§ Materials provided
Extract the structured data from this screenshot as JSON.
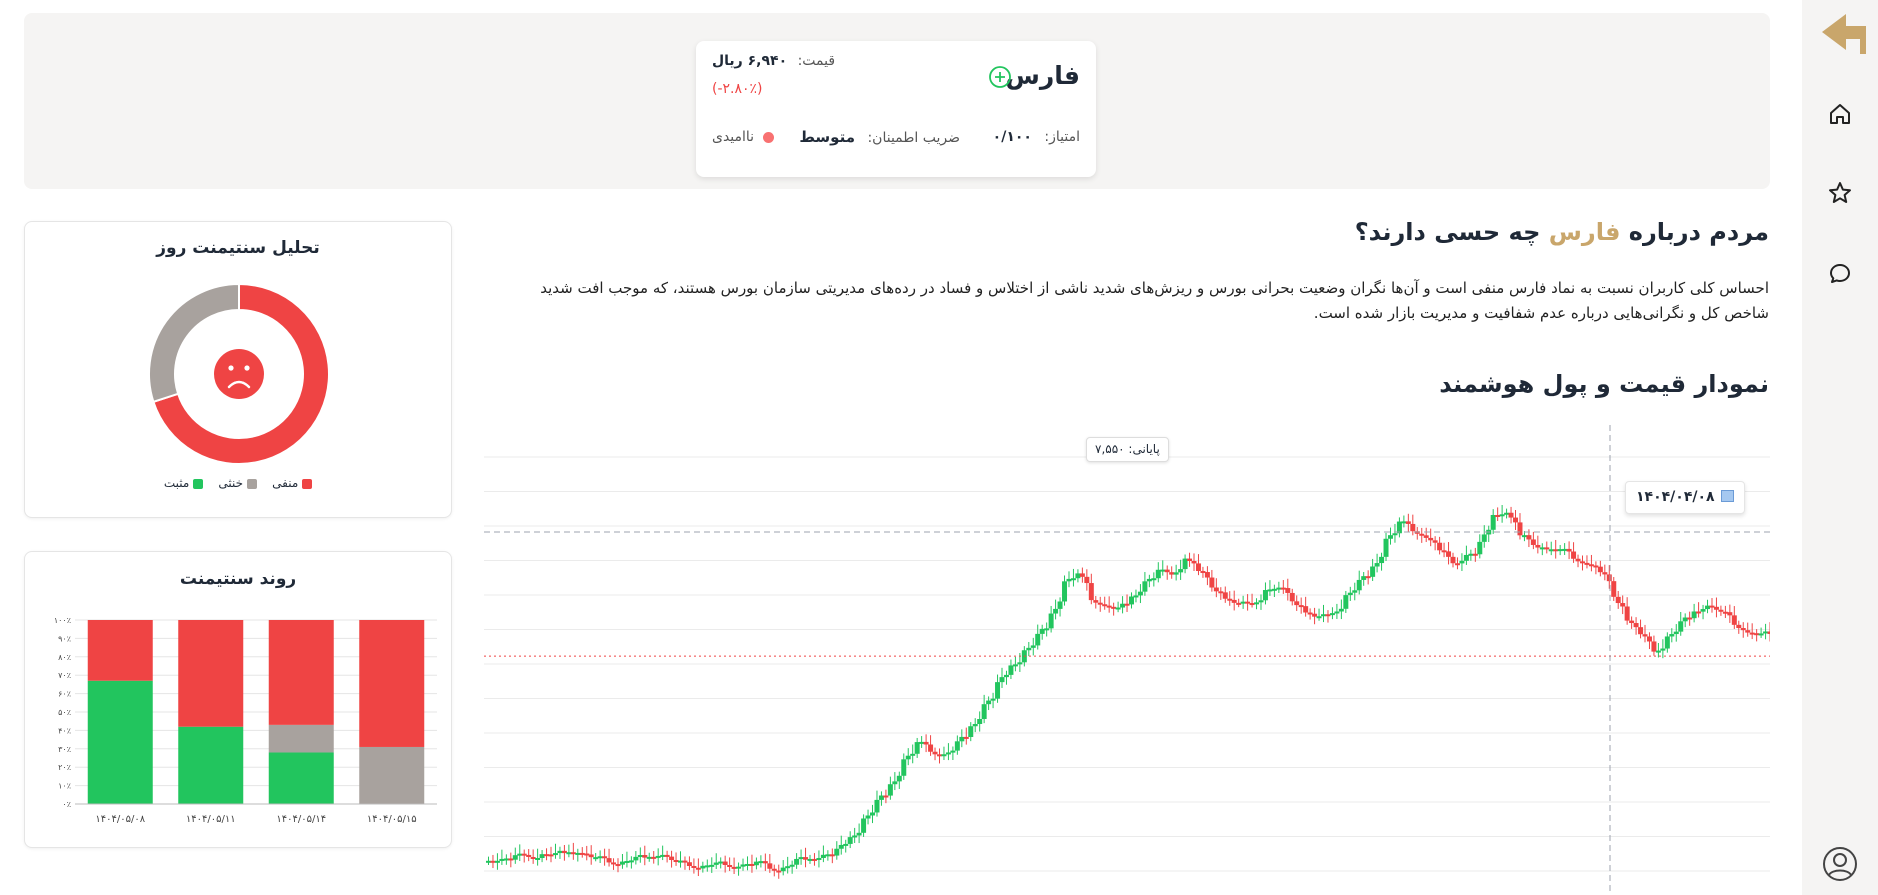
{
  "colors": {
    "accent_gold": "#c9a66b",
    "negative": "#ef4444",
    "positive": "#22c55e",
    "neutral": "#a8a29e",
    "panel_bg": "#f5f4f3",
    "text": "#1f2937"
  },
  "rail": {
    "icons": [
      "back-arrow-icon",
      "home-icon",
      "star-icon",
      "chat-icon",
      "user-icon"
    ]
  },
  "header": {
    "symbol": "فارس",
    "price_label": "قیمت:",
    "price_value": "۶,۹۴۰ ریال",
    "change": "(-۲.۸۰٪)",
    "score_label": "امتیاز:",
    "score_value": "۰/۱۰۰",
    "confidence_label": "ضریب اطمینان:",
    "confidence_value": "متوسط",
    "mood": "ناامیدی"
  },
  "sentiment_section": {
    "title_prefix": "مردم درباره",
    "title_symbol": "فارس",
    "title_suffix": "چه حسی دارند؟",
    "description": "احساس کلی کاربران نسبت به نماد فارس منفی است و آن‌ها نگران وضعیت بحرانی بورس و ریزش‌های شدید ناشی از اختلاس و فساد در رده‌های مدیریتی سازمان بورس هستند، که موجب افت شدید شاخص کل و نگرانی‌هایی درباره عدم شفافیت و مدیریت بازار شده است."
  },
  "price_section": {
    "title": "نمودار قیمت و پول هوشمند",
    "tooltip_close": "پایانی: ۷,۵۵۰",
    "crosshair_date": "۱۴۰۴/۰۴/۰۸"
  },
  "daily_sentiment": {
    "title": "تحلیل سنتیمنت روز",
    "legend": [
      "منفی",
      "خنثی",
      "مثبت"
    ]
  },
  "trend": {
    "title": "روند سنتیمنت"
  },
  "chart_data": [
    {
      "type": "pie",
      "title": "تحلیل سنتیمنت روز",
      "categories": [
        "منفی",
        "خنثی",
        "مثبت"
      ],
      "values": [
        70,
        30,
        0
      ],
      "colors": [
        "#ef4444",
        "#a8a29e",
        "#22c55e"
      ]
    },
    {
      "type": "bar",
      "stacked": true,
      "title": "روند سنتیمنت",
      "categories": [
        "۱۴۰۴/۰۵/۰۸",
        "۱۴۰۴/۰۵/۱۱",
        "۱۴۰۴/۰۵/۱۴",
        "۱۴۰۴/۰۵/۱۵"
      ],
      "series": [
        {
          "name": "مثبت",
          "values": [
            67,
            42,
            28,
            0
          ],
          "color": "#22c55e"
        },
        {
          "name": "خنثی",
          "values": [
            0,
            0,
            15,
            31
          ],
          "color": "#a8a29e"
        },
        {
          "name": "منفی",
          "values": [
            33,
            58,
            57,
            69
          ],
          "color": "#ef4444"
        }
      ],
      "ylim": [
        0,
        100
      ],
      "yticks": [
        "۰٪",
        "۱۰٪",
        "۲۰٪",
        "۳۰٪",
        "۴۰٪",
        "۵۰٪",
        "۶۰٪",
        "۷۰٪",
        "۸۰٪",
        "۹۰٪",
        "۱۰۰٪"
      ]
    },
    {
      "type": "line",
      "title": "",
      "series": [
        {
          "values": [
            5100,
            5140,
            5150,
            5180,
            5160,
            5230,
            5200,
            5120,
            5080,
            5060,
            5110,
            5150,
            5190,
            5050,
            5030,
            5000,
            5040,
            5010,
            5020,
            5060,
            4990,
            4960,
            5080,
            5120,
            5160,
            5200,
            5400,
            5650,
            5900,
            6150,
            6500,
            6800,
            6700,
            6600,
            6750,
            7000,
            7300,
            7600,
            7900,
            8100,
            8300,
            8600,
            9100,
            9300,
            8900,
            8800,
            8700,
            8900,
            9100,
            9300,
            9200,
            9500,
            9300,
            9100,
            8900,
            8800,
            8800,
            9000,
            9050,
            8900,
            8700,
            8600,
            8650,
            8900,
            9100,
            9300,
            9700,
            10000,
            9900,
            9800,
            9600,
            9400,
            9500,
            9600,
            10100,
            10200,
            9800,
            9700,
            9600,
            9600,
            9500,
            9400,
            9300,
            9000,
            8600,
            8400,
            8100,
            8300,
            8500,
            8700,
            8800,
            8700,
            8550,
            8400,
            8350,
            8400
          ]
        }
      ],
      "reference_lines": [
        9850,
        8050
      ]
    }
  ]
}
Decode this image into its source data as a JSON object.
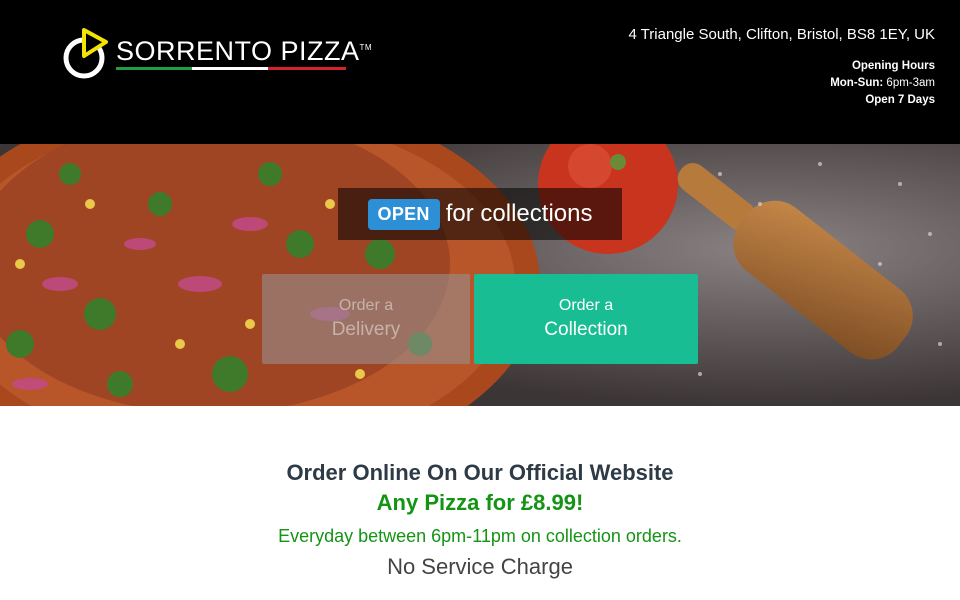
{
  "header": {
    "logo_text": "SORRENTO PIZZA",
    "logo_trademark": "TM",
    "address": "4 Triangle South, Clifton, Bristol, BS8 1EY, UK",
    "hours_title": "Opening Hours",
    "hours_days_label": "Mon-Sun:",
    "hours_days_value": "6pm-3am",
    "hours_note": "Open 7 Days"
  },
  "hero": {
    "status_badge": "OPEN",
    "status_text": "for collections",
    "delivery_button": {
      "line1": "Order a",
      "line2": "Delivery"
    },
    "collection_button": {
      "line1": "Order a",
      "line2": "Collection"
    }
  },
  "promo": {
    "heading": "Order Online On Our Official Website",
    "offer": "Any Pizza for £8.99!",
    "offer_detail": "Everyday between 6pm-11pm on collection orders.",
    "service_note": "No Service Charge"
  },
  "colors": {
    "header_bg": "#000000",
    "open_badge": "#2d8fd6",
    "collection_button": "#19bd94",
    "offer_green": "#149414",
    "heading_dark": "#2e3a45",
    "logo_yellow": "#f2e400"
  },
  "icons": {
    "logo_mark": "pizza-slice-ring-icon"
  }
}
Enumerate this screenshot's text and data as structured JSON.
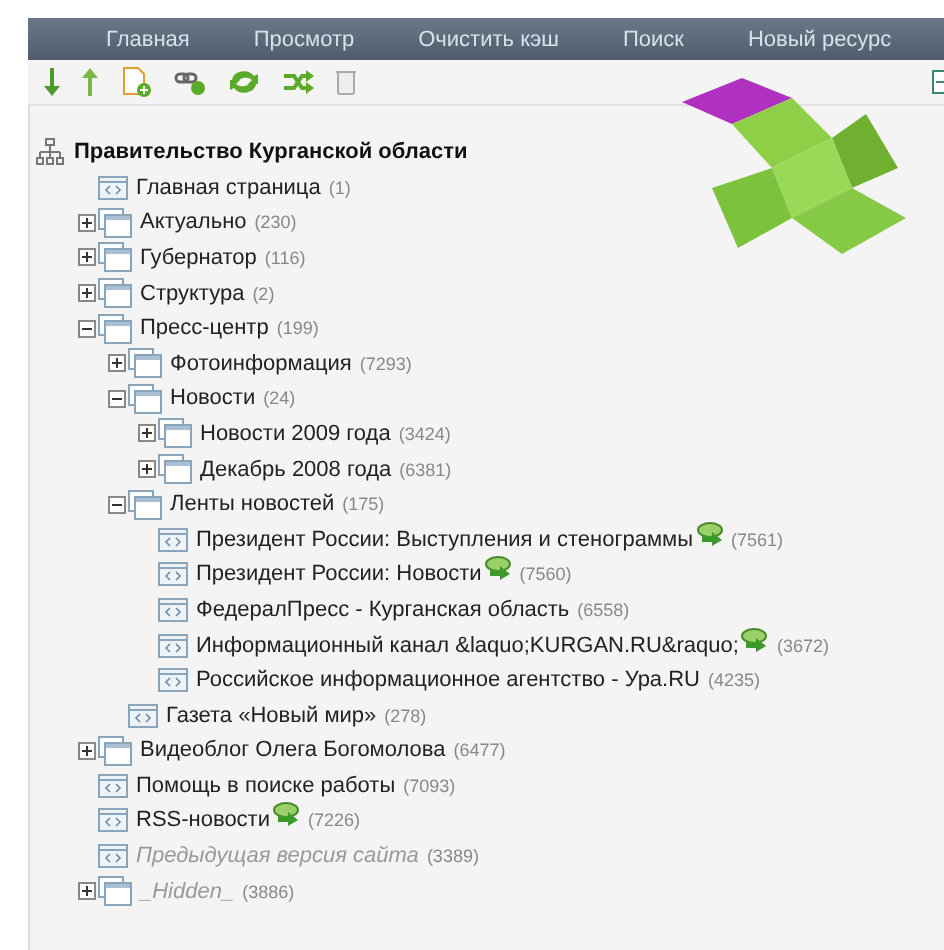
{
  "nav": [
    {
      "label": "Главная"
    },
    {
      "label": "Просмотр"
    },
    {
      "label": "Очистить кэш"
    },
    {
      "label": "Поиск"
    },
    {
      "label": "Новый ресурс"
    }
  ],
  "toolbar": [
    {
      "kind": "down"
    },
    {
      "kind": "up"
    },
    {
      "kind": "new-page"
    },
    {
      "kind": "new-link"
    },
    {
      "kind": "refresh"
    },
    {
      "kind": "sort"
    },
    {
      "kind": "trash"
    }
  ],
  "tree": {
    "title": "Правительство Курганской области",
    "children": [
      {
        "name": "Главная страница",
        "count": "(1)",
        "kind": "page",
        "feed": false,
        "unpublished": false
      },
      {
        "name": "Актуально",
        "count": "(230)",
        "kind": "folder",
        "expanded": false,
        "feed": false,
        "unpublished": false
      },
      {
        "name": "Губернатор",
        "count": "(116)",
        "kind": "folder",
        "expanded": false,
        "feed": false,
        "unpublished": false
      },
      {
        "name": "Структура",
        "count": "(2)",
        "kind": "folder",
        "expanded": false,
        "feed": false,
        "unpublished": false
      },
      {
        "name": "Пресс-центр",
        "count": "(199)",
        "kind": "folder",
        "expanded": true,
        "feed": false,
        "unpublished": false,
        "children": [
          {
            "name": "Фотоинформация",
            "count": "(7293)",
            "kind": "folder",
            "expanded": false,
            "feed": false,
            "unpublished": false
          },
          {
            "name": "Новости",
            "count": "(24)",
            "kind": "folder",
            "expanded": true,
            "feed": false,
            "unpublished": false,
            "children": [
              {
                "name": "Новости 2009 года",
                "count": "(3424)",
                "kind": "folder",
                "expanded": false,
                "feed": false,
                "unpublished": false
              },
              {
                "name": "Декабрь 2008 года",
                "count": "(6381)",
                "kind": "folder",
                "expanded": false,
                "feed": false,
                "unpublished": false
              }
            ]
          },
          {
            "name": "Ленты новостей",
            "count": "(175)",
            "kind": "folder",
            "expanded": true,
            "feed": false,
            "unpublished": false,
            "children": [
              {
                "name": "Президент России: Выступления и стенограммы",
                "count": "(7561)",
                "kind": "page",
                "feed": true,
                "unpublished": false
              },
              {
                "name": "Президент России: Новости",
                "count": "(7560)",
                "kind": "page",
                "feed": true,
                "unpublished": false
              },
              {
                "name": "ФедералПресс - Курганская область",
                "count": "(6558)",
                "kind": "page",
                "feed": false,
                "unpublished": false
              },
              {
                "name": "Информационный канал &laquo;KURGAN.RU&raquo;",
                "count": "(3672)",
                "kind": "page",
                "feed": true,
                "unpublished": false
              },
              {
                "name": "Российское информационное агентство - Ура.RU",
                "count": "(4235)",
                "kind": "page",
                "feed": false,
                "unpublished": false
              }
            ]
          },
          {
            "name": "Газета «Новый мир»",
            "count": "(278)",
            "kind": "page",
            "feed": false,
            "unpublished": false
          }
        ]
      },
      {
        "name": "Видеоблог Олега Богомолова",
        "count": "(6477)",
        "kind": "folder",
        "expanded": false,
        "feed": false,
        "unpublished": false
      },
      {
        "name": "Помощь в поиске работы",
        "count": "(7093)",
        "kind": "page",
        "feed": false,
        "unpublished": false
      },
      {
        "name": "RSS-новости",
        "count": "(7226)",
        "kind": "page",
        "feed": true,
        "unpublished": false
      },
      {
        "name": "Предыдущая версия сайта",
        "count": "(3389)",
        "kind": "page",
        "feed": false,
        "unpublished": true
      },
      {
        "name": "_Hidden_",
        "count": "(3886)",
        "kind": "folder",
        "expanded": false,
        "feed": false,
        "unpublished": true
      }
    ]
  }
}
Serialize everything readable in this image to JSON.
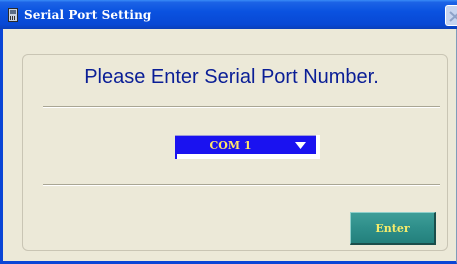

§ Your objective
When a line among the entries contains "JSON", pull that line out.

§ Written reply
Extract the structured data from this screenshot as JSON.
Decode this image into its source data as a JSON object.
Enumerate this screenshot's text and data as structured JSON.
Serialize everything readable in this image to JSON.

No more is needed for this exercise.